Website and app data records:
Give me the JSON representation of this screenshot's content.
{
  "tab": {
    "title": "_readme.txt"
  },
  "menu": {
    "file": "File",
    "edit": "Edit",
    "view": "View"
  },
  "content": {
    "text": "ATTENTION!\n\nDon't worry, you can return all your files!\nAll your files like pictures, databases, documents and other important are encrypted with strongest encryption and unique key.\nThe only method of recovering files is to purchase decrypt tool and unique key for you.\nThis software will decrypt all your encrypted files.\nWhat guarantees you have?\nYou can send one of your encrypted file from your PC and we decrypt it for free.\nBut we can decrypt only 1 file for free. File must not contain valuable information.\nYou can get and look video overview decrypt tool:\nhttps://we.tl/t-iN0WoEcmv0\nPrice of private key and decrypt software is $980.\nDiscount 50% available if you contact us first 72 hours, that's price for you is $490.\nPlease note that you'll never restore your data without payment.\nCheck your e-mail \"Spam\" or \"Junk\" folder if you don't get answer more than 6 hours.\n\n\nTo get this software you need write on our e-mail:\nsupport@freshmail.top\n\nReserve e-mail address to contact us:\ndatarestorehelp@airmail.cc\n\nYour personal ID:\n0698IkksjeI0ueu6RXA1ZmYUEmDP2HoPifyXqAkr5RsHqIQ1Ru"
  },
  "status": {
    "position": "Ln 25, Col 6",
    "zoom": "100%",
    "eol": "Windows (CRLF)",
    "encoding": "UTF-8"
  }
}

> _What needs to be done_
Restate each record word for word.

> _Answer area_
Give me the JSON representation of this screenshot's content.
{
  "tab": {
    "title": "_readme.txt"
  },
  "menu": {
    "file": "File",
    "edit": "Edit",
    "view": "View"
  },
  "content": {
    "text": "ATTENTION!\n\nDon't worry, you can return all your files!\nAll your files like pictures, databases, documents and other important are encrypted with strongest encryption and unique key.\nThe only method of recovering files is to purchase decrypt tool and unique key for you.\nThis software will decrypt all your encrypted files.\nWhat guarantees you have?\nYou can send one of your encrypted file from your PC and we decrypt it for free.\nBut we can decrypt only 1 file for free. File must not contain valuable information.\nYou can get and look video overview decrypt tool:\nhttps://we.tl/t-iN0WoEcmv0\nPrice of private key and decrypt software is $980.\nDiscount 50% available if you contact us first 72 hours, that's price for you is $490.\nPlease note that you'll never restore your data without payment.\nCheck your e-mail \"Spam\" or \"Junk\" folder if you don't get answer more than 6 hours.\n\n\nTo get this software you need write on our e-mail:\nsupport@freshmail.top\n\nReserve e-mail address to contact us:\ndatarestorehelp@airmail.cc\n\nYour personal ID:\n0698IkksjeI0ueu6RXA1ZmYUEmDP2HoPifyXqAkr5RsHqIQ1Ru"
  },
  "status": {
    "position": "Ln 25, Col 6",
    "zoom": "100%",
    "eol": "Windows (CRLF)",
    "encoding": "UTF-8"
  }
}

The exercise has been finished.